Here in Coventry the trade unions have begun the campaign to put an end to this. It is a big task. On Tuesday, February 26th, the city council will vote on the budget. Preceding it will be a lobby outside the main Council House entrance. The hope is that the councillors can be pressurised not to vote for cuts. The hope is too that a broad based campaign can be built, even involving the churches and other faith groups. The hope is that the West Midlands, an area with a population bigger than Scotland, can “punch above its weight” and achieve some kind of special deal, some concessions. This will be a steep learning curve for many trade unionists and their elected reps, as hopes are dashed on the rocks of a crisis-ridden capitalism.
These cuts are not being imposed by the government out of some kind of whim because they are malicious or “ideological”. We know that a government with at least 22 millionaires in the Cabinet understands absolutely nothing about the effects that the cuts are having on the lives of working class people. But even if there were a government of engineers, brick layers and postal workers, the end result would be the same if they tried to resolve the crisis within the confines of capitalism.

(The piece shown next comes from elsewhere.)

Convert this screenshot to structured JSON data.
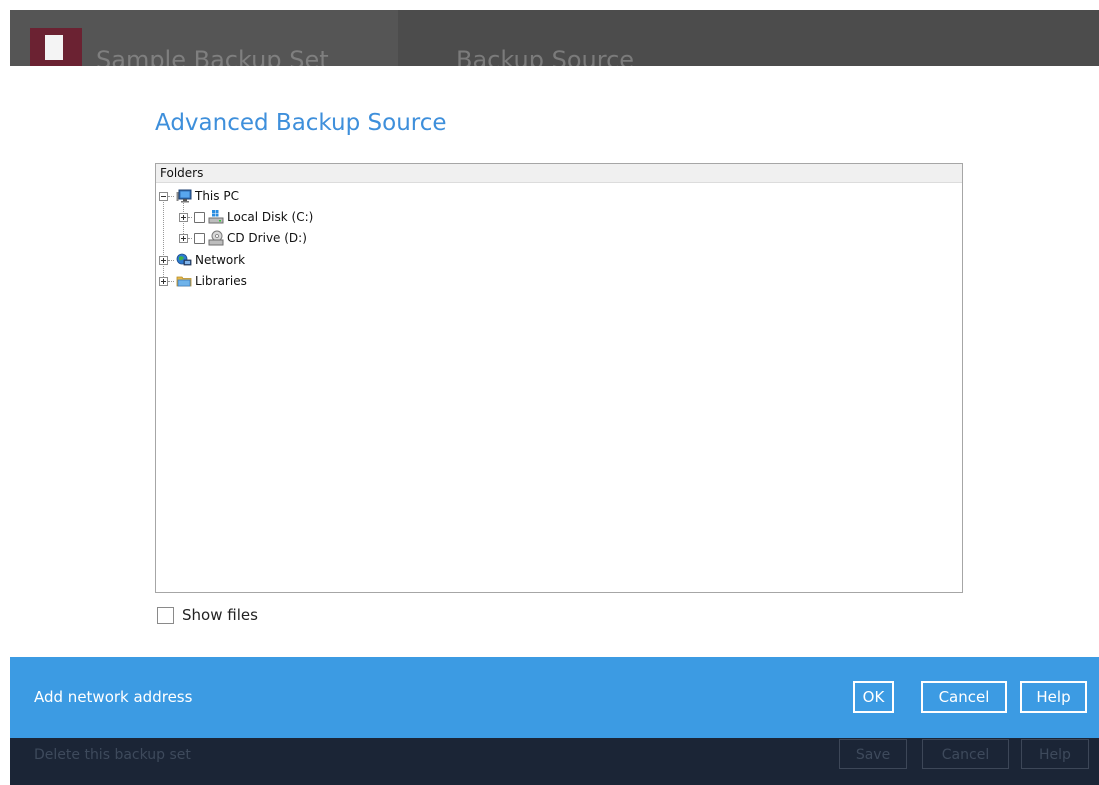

Under capitalism the political agenda is driven by the needs of capitalism, and in the case of Britain by the needs of finance capital. The bond markets say jump and the government of any persuasion can only ask how high. Ed Miliband dreams of something that has never existed nor never will – a “responsible capitalism.” Capitalism exists to provide profits for the few, not jobs or services for the many.
That is why the fight back to defend local services and jobs has to have a political dimension. It has to convince those who work for and deliver council services, as well as service users in the various communities, that the cuts can only be fought by fighting against a capitalist system in crisis that demands that cuts be carried out. That is not an easy task yet it is a necessary one. That is why this battle will be a steep learning curve and all ideas in our movement will be put to the test.
The task of Marxists is to work with, fight with and go through these experiences with workers in struggle. We have to earn the right to fight for socialism, even as we try to fight for reforms to stop these cuts. Let the battle commence.